In the process, he has also perhaps flagged up where Apple and Google are going wrong in their own social media efforts.
Pope Francis has already continued his predecessor’s social media ministry via Twitter, under the handle @pontifex. The papal channel of tweets has amassed almost nine million followers so far, steadying their faith with messages such as:
Earnings and capital are not more important than the human person, but should be at the service of the common good.
However, while in the beginning was the word, Francis has clearly decided the picture and video are also pretty important too, and popped up on Instagram over the weekend, under the handle @Franciscus.
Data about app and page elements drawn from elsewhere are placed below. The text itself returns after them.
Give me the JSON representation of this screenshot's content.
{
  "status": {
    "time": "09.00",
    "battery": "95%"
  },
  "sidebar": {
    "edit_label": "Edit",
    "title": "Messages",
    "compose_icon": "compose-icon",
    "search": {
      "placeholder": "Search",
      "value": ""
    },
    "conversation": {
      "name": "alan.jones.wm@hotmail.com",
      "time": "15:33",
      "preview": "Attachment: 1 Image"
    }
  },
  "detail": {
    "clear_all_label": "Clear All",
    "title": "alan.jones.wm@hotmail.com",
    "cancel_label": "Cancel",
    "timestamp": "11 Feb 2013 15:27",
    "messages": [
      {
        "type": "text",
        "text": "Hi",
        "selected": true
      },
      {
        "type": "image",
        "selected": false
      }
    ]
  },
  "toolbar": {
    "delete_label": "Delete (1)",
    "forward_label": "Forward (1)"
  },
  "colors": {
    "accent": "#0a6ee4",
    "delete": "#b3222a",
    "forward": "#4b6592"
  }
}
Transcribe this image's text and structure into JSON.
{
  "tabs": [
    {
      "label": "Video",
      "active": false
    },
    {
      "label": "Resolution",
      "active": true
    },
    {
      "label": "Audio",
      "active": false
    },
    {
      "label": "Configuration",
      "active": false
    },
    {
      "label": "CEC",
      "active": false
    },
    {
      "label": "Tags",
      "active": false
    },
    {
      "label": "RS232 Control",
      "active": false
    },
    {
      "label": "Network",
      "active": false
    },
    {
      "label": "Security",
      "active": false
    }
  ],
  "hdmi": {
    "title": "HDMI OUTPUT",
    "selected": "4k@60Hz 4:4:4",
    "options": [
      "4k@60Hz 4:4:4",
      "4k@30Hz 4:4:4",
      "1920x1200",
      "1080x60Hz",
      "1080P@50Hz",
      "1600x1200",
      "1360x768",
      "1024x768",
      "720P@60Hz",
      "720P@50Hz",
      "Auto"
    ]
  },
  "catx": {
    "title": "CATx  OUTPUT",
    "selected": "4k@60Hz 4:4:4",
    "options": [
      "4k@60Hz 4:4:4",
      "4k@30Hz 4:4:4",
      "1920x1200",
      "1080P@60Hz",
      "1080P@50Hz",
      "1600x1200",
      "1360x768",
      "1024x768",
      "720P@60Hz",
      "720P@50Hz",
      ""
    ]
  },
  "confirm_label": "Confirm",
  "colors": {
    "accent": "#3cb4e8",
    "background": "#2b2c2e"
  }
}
Viewers looking for guidance on matters spiritual, and for whom 140 characters is just a bit much, can feast on three pictures of the pope praying, one video of him standing before a bookshelf, and one snap of a papal hand grasping a palm wreath. Because it was Palm Sunday yesterday, of course.
However, those five pics have clearly been enough to feed the multitudes' curiosity already - the papal piccy feed has amassed 1.5 million followers already. In the old days, holding the attention of just 5,000 followers required five fish and a couple of loaves.
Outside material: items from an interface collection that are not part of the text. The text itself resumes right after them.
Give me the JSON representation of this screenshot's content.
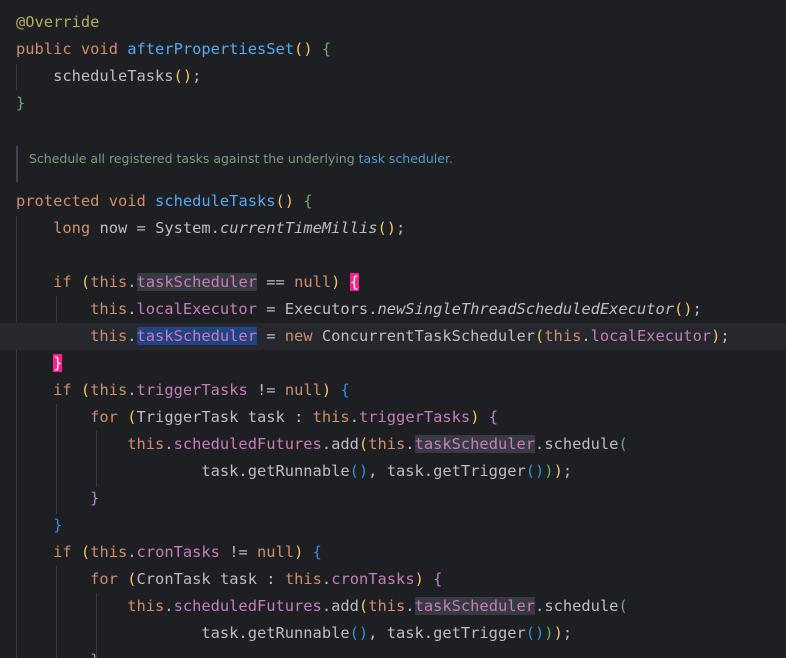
{
  "code": {
    "annotation": "@Override",
    "public_kw": "public",
    "void_kw": "void",
    "protected_kw": "protected",
    "long_kw": "long",
    "if_kw": "if",
    "for_kw": "for",
    "new_kw": "new",
    "this_kw": "this",
    "null_kw": "null",
    "method_after": "afterPropertiesSet",
    "method_schedule_tasks": "scheduleTasks",
    "call_schedule_tasks": "scheduleTasks",
    "var_now": "now",
    "system": "System",
    "current_time": "currentTimeMillis",
    "field_task_scheduler": "taskScheduler",
    "field_local_executor": "localExecutor",
    "field_trigger_tasks": "triggerTasks",
    "field_cron_tasks": "cronTasks",
    "field_scheduled_futures": "scheduledFutures",
    "executors": "Executors",
    "new_executor": "newSingleThreadScheduledExecutor",
    "concurrent_scheduler": "ConcurrentTaskScheduler",
    "trigger_task_type": "TriggerTask",
    "cron_task_type": "CronTask",
    "task_var": "task",
    "add": "add",
    "schedule": "schedule",
    "get_runnable": "getRunnable",
    "get_trigger": "getTrigger"
  },
  "doc_comment": {
    "text": "Schedule all registered tasks against the underlying ",
    "link": "task scheduler",
    "end": "."
  }
}
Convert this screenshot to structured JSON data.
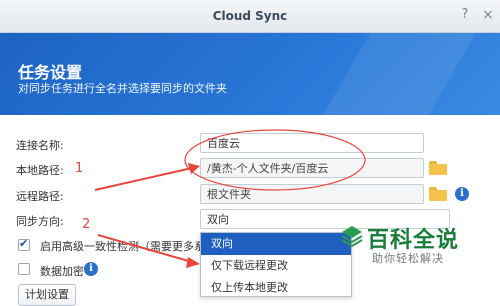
{
  "window": {
    "title": "Cloud Sync",
    "help_label": "?",
    "close_label": "×"
  },
  "header": {
    "title": "任务设置",
    "subtitle": "对同步任务进行全名并选择要同步的文件夹"
  },
  "form": {
    "connection_name": {
      "label": "连接名称:",
      "value": "百度云"
    },
    "local_path": {
      "label": "本地路径:",
      "value": "/黄杰-个人文件夹/百度云"
    },
    "remote_path": {
      "label": "远程路径:",
      "value": "根文件夹"
    },
    "sync_direction": {
      "label": "同步方向:",
      "value": "双向"
    },
    "advanced_check": {
      "label": "启用高级一致性检测（需要更多系统资",
      "checked": true
    },
    "encryption": {
      "label": "数据加密",
      "checked": false
    },
    "plan_button": "计划设置"
  },
  "dropdown": {
    "options": [
      "双向",
      "仅下载远程更改",
      "仅上传本地更改"
    ],
    "selected_index": 0
  },
  "annotations": {
    "num1": "1",
    "num2": "2"
  },
  "watermark": {
    "title": "百科全说",
    "subtitle": "助你轻松解决"
  },
  "colors": {
    "header_blue": "#1d63c4",
    "selection_blue": "#1f5fbf",
    "annotation_red": "#e8453c",
    "watermark_green": "#1a7d3a"
  }
}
Yes, yes, enough with the biblical puns you say, what does it tell us about the difficulties of faith in the modern world?
Difficult to say.
However, it does tell us that there's an art to gaining a Papal endorsement - and a Papal blessing too.
Instagram founder Kevin Systrom reportedly met Catholicism’s CEO just a few weeks ago “to discuss the power of images to unite”, and Systrom received a "blessing" from the man himself, and posted effusive messages about his meeting with His Holiness. Systrom reportedly returned to the Vatican to help Francis hit the button on Saturday.
Systrom’s visit came just weeks after Eric Schmidt and Tim Cook took their own turns around Vatican City. And yet Christ’s vicar on earth clearly doesn’t see any need to go heavy on Google+ for example. Similarly, unless we’ve missed it, there’s no Vatican radio channel on Apple Music. Neither Schmidt or Cook reportedly received blessings, and they didn't seem to hit social media too hard either.
Which just leaves a question mark over Twitter. As far as we know, beleagured CEO Jack Dorsey has never received an official Papal blessing, yet the Vatican remains a fan.
Perhaps it's time for Dorsey to hot-foot it to Rome and request his own personal blessing now. It’s Easter week after all, and suffering followed by resurrection is on the agenda. ®